Stone tools unearthed in Saudi Arabia’s inhospitable Nefud Desert indicate that members of our genus Homo had ventured beyond the familiar borders of Africa and the Levant sometime between 300,000 and 500,000 years ago. And according to climate data captured in the bones of animals found at the site, the environment they moved into may not have been that different from the one they left behind in East Africa. That may help anthropologists better understand the role of environment—and the ability to adapt to challenging new landscapes—in shaping human evolution and global expansion.
The things they left behind
Archaeologist Patrick Roberts of the Max Planck Institute for the Science of Human History and his colleagues recently discovered a handful of stone tools in a sandy layer of soil beneath the dry traces of a shallow Pleistocene lake at Ti’s al Ghadah, in the Nefud Desert of northern Saudi Arabia. The soil layer dated to between 300,000 and 500,000 years ago, and it also contained fossilized remains of grazing animals, water birds, and predators like hyena and jaguar. Many of the bones seem to bear the marks of butchering by tool-wielding hominins.

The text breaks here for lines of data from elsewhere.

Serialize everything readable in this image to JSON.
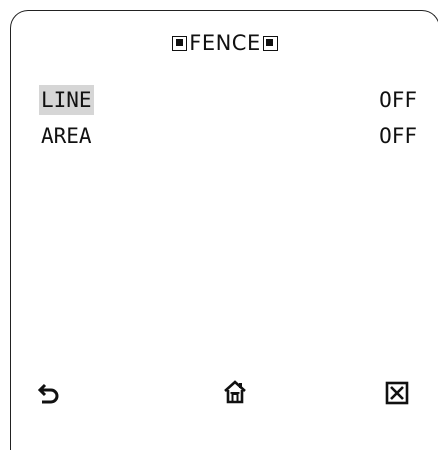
{
  "menu": {
    "title": "FENCE",
    "items": [
      {
        "label": "LINE",
        "value": "OFF",
        "selected": true
      },
      {
        "label": "AREA",
        "value": "OFF",
        "selected": false
      }
    ]
  },
  "footer": {
    "back_icon": "back-arrow-icon",
    "home_icon": "home-icon",
    "close_icon": "close-box-icon"
  }
}
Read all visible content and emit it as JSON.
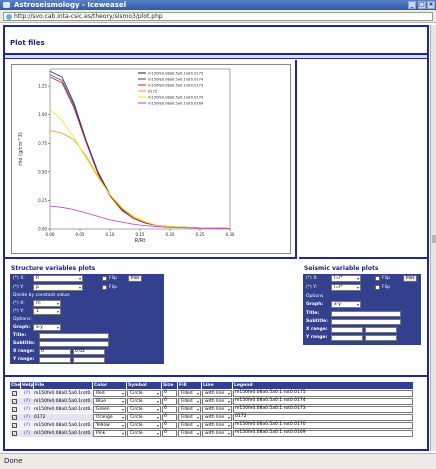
{
  "window": {
    "title": "Astroseismology - Iceweasel"
  },
  "address": {
    "url": "http://svo.cab.inta-csic.es/theory/sismo3/plot.php"
  },
  "page": {
    "heading": "Plot files"
  },
  "chart_data": {
    "type": "line",
    "xlabel": "R/Rt",
    "ylabel": "rho (g/cm^3)",
    "x_ticks": [
      "0.00",
      "0.05",
      "0.10",
      "0.15",
      "0.20",
      "0.25",
      "0.30"
    ],
    "y_ticks": [
      "0.00",
      "0.25",
      "0.50",
      "0.75",
      "1.00",
      "1.25"
    ],
    "xlim": [
      0,
      0.3
    ],
    "ylim": [
      0,
      1.4
    ],
    "grid": false,
    "legend_position": "top-right",
    "series": [
      {
        "name": "m150fe0.08a0.5a0.1rot0.0175",
        "color": "#222222",
        "x": [
          0,
          0.02,
          0.04,
          0.06,
          0.08,
          0.1,
          0.12,
          0.14,
          0.16,
          0.18,
          0.2,
          0.25,
          0.3
        ],
        "y": [
          1.38,
          1.33,
          1.1,
          0.78,
          0.5,
          0.3,
          0.17,
          0.09,
          0.05,
          0.03,
          0.02,
          0.01,
          0.005
        ]
      },
      {
        "name": "m150fe0.08a0.5a0.1rot0.0174",
        "color": "#3040c0",
        "x": [
          0,
          0.02,
          0.04,
          0.06,
          0.08,
          0.1,
          0.12,
          0.14,
          0.16,
          0.18,
          0.2,
          0.25,
          0.3
        ],
        "y": [
          1.35,
          1.3,
          1.08,
          0.77,
          0.49,
          0.29,
          0.17,
          0.09,
          0.05,
          0.03,
          0.02,
          0.01,
          0.005
        ]
      },
      {
        "name": "m150fe0.08a0.5a0.1rot0.0173",
        "color": "#d02020",
        "x": [
          0,
          0.02,
          0.04,
          0.06,
          0.08,
          0.1,
          0.12,
          0.14,
          0.16,
          0.18,
          0.2,
          0.25,
          0.3
        ],
        "y": [
          1.33,
          1.28,
          1.06,
          0.76,
          0.48,
          0.29,
          0.16,
          0.09,
          0.05,
          0.03,
          0.02,
          0.01,
          0.005
        ]
      },
      {
        "name": "0172",
        "color": "#e0a020",
        "x": [
          0,
          0.02,
          0.04,
          0.06,
          0.08,
          0.1,
          0.12,
          0.14,
          0.16,
          0.18,
          0.2,
          0.25,
          0.3
        ],
        "y": [
          0.86,
          0.84,
          0.78,
          0.64,
          0.46,
          0.3,
          0.18,
          0.1,
          0.06,
          0.03,
          0.02,
          0.01,
          0.005
        ]
      },
      {
        "name": "m150fe0.08a0.5a0.1rot0.0170",
        "color": "#e8e820",
        "x": [
          0,
          0.02,
          0.04,
          0.06,
          0.08,
          0.1,
          0.12,
          0.14,
          0.16,
          0.18,
          0.2,
          0.25,
          0.3
        ],
        "y": [
          1.05,
          0.95,
          0.8,
          0.62,
          0.45,
          0.3,
          0.19,
          0.11,
          0.06,
          0.03,
          0.02,
          0.01,
          0.005
        ]
      },
      {
        "name": "m150fe0.08a0.5a0.1rot0.0169",
        "color": "#c040c0",
        "x": [
          0,
          0.02,
          0.04,
          0.06,
          0.08,
          0.1,
          0.12,
          0.14,
          0.16,
          0.18,
          0.2,
          0.25,
          0.3
        ],
        "y": [
          0.2,
          0.19,
          0.17,
          0.14,
          0.11,
          0.08,
          0.06,
          0.04,
          0.03,
          0.02,
          0.015,
          0.008,
          0.004
        ]
      }
    ]
  },
  "structure": {
    "title": "Structure variables plots",
    "x_label": "(*) X:",
    "x_value": "R",
    "y_label": "(*) Y:",
    "y_value": "p",
    "flip_label": "Flip",
    "plot_button": "Plot",
    "divide_label": "Divide by constant value:",
    "dx_label": "(*) X:",
    "dx_value": "rn",
    "dy_label": "(*) Y:",
    "dy_value": "1",
    "options_label": "Options:",
    "graph_label": "Graph:",
    "graph_value": "x-y",
    "title_label": "Title:",
    "subtitle_label": "Subtitle:",
    "xrange_label": "X range:",
    "xrange_min": "0",
    "xrange_max": "0.02",
    "yrange_label": "Y range:"
  },
  "seismic": {
    "title": "Seismic variable plots",
    "x_label": "(*) X:",
    "x_value": "l=l*",
    "y_label": "(*) Y:",
    "y_value": "l=l*",
    "flip_label": "Flip",
    "plot_button": "Plot",
    "options_label": "Options",
    "graph_label": "Graph:",
    "graph_value": "x-y",
    "title_label": "Title:",
    "subtitle_label": "Subtitle:",
    "xrange_label": "X range:",
    "yrange_label": "Y range:"
  },
  "files_table": {
    "headers": [
      "Check",
      "Help",
      "File",
      "Color",
      "Symbol",
      "Size",
      "Fill",
      "Line",
      "Legend"
    ],
    "rows": [
      {
        "help": "(?)",
        "file": "m150fe0.08a0.5a0.1rot0.0175",
        "color": "Red",
        "symbol": "Circle",
        "size": "6",
        "fill": "Filled",
        "line": "with line",
        "legend": "m150fe0.08a0.5a0.1.rot0.0175"
      },
      {
        "help": "(?)",
        "file": "m150fe0.08a0.5a0.1rot0.0174",
        "color": "Blue",
        "symbol": "Circle",
        "size": "6",
        "fill": "Filled",
        "line": "with line",
        "legend": "m150fe0.08a0.5a0.1.rot0.0174"
      },
      {
        "help": "(?)",
        "file": "m150fe0.08a0.5a0.1rot0.0173",
        "color": "Green",
        "symbol": "Circle",
        "size": "6",
        "fill": "Filled",
        "line": "with line",
        "legend": "m150fe0.08a0.5a0.1.rot0.0173"
      },
      {
        "help": "(?)",
        "file": "0172",
        "color": "Orange",
        "symbol": "Circle",
        "size": "6",
        "fill": "Filled",
        "line": "with line",
        "legend": "0172"
      },
      {
        "help": "(?)",
        "file": "m150fe0.08a0.5a0.1rot0.0170",
        "color": "Yellow",
        "symbol": "Circle",
        "size": "6",
        "fill": "Filled",
        "line": "with line",
        "legend": "m150fe0.08a0.5a0.1.rot0.0170"
      },
      {
        "help": "(?)",
        "file": "m150fe0.08a0.5a0.1rot0.0169",
        "color": "Pink",
        "symbol": "Circle",
        "size": "6",
        "fill": "Filled",
        "line": "with line",
        "legend": "m150fe0.08a0.5a0.1.rot0.0169"
      }
    ]
  },
  "status": {
    "text": "Done"
  }
}
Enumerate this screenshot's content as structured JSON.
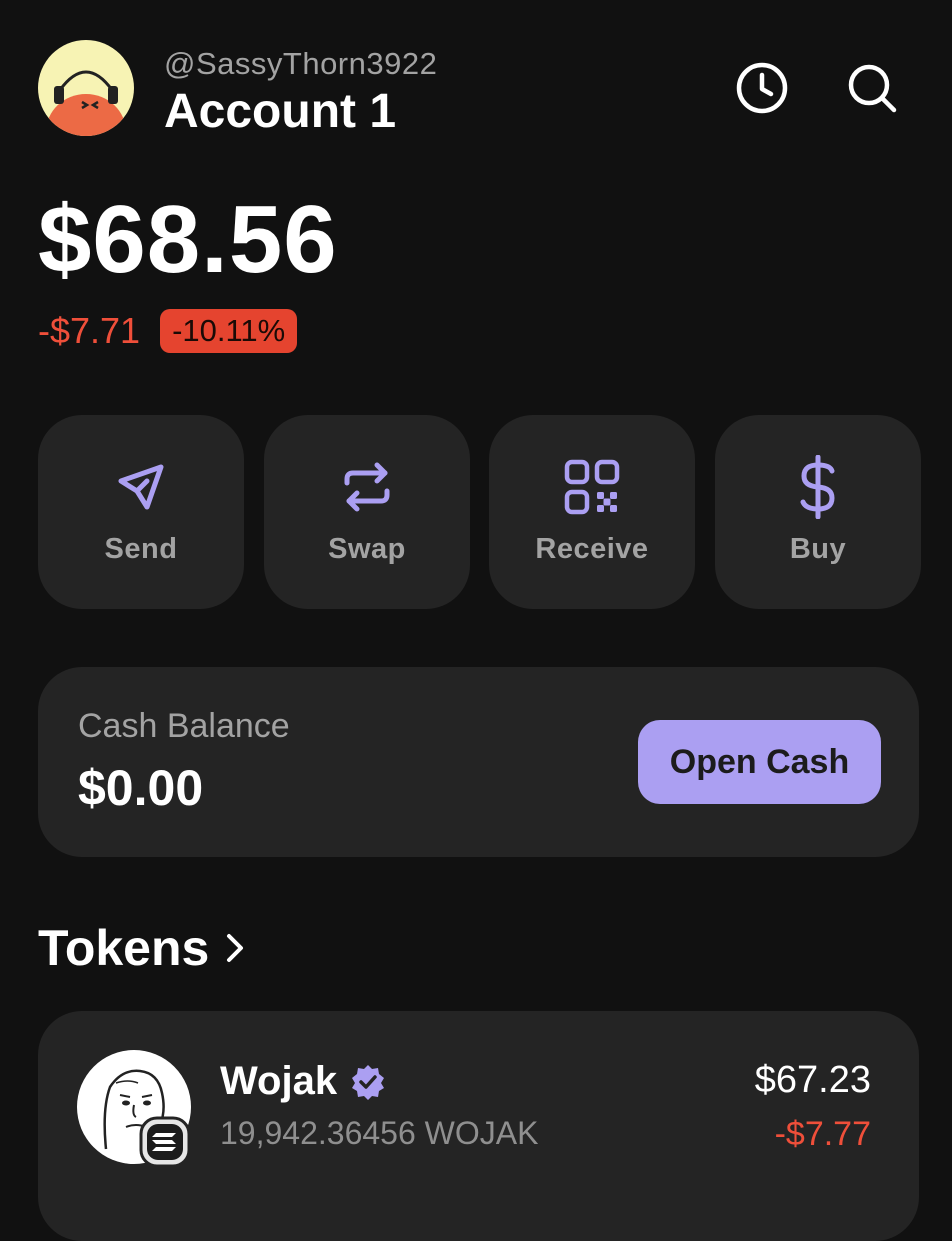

Archaeologists had found other fossils at the site with possible cut marks, but, without stone tools, it’s difficult to determine if a notch in a fossil rib was put there by a human hand and not another predator or natural process. The tools—six sharp brown chert flakes and a scraper—make a much clearer case. Roberts and his colleagues say they’re the oldest radiometrically dated hominin artifacts in the Arabian Peninsula, edging out the previous contender by 100,000 years.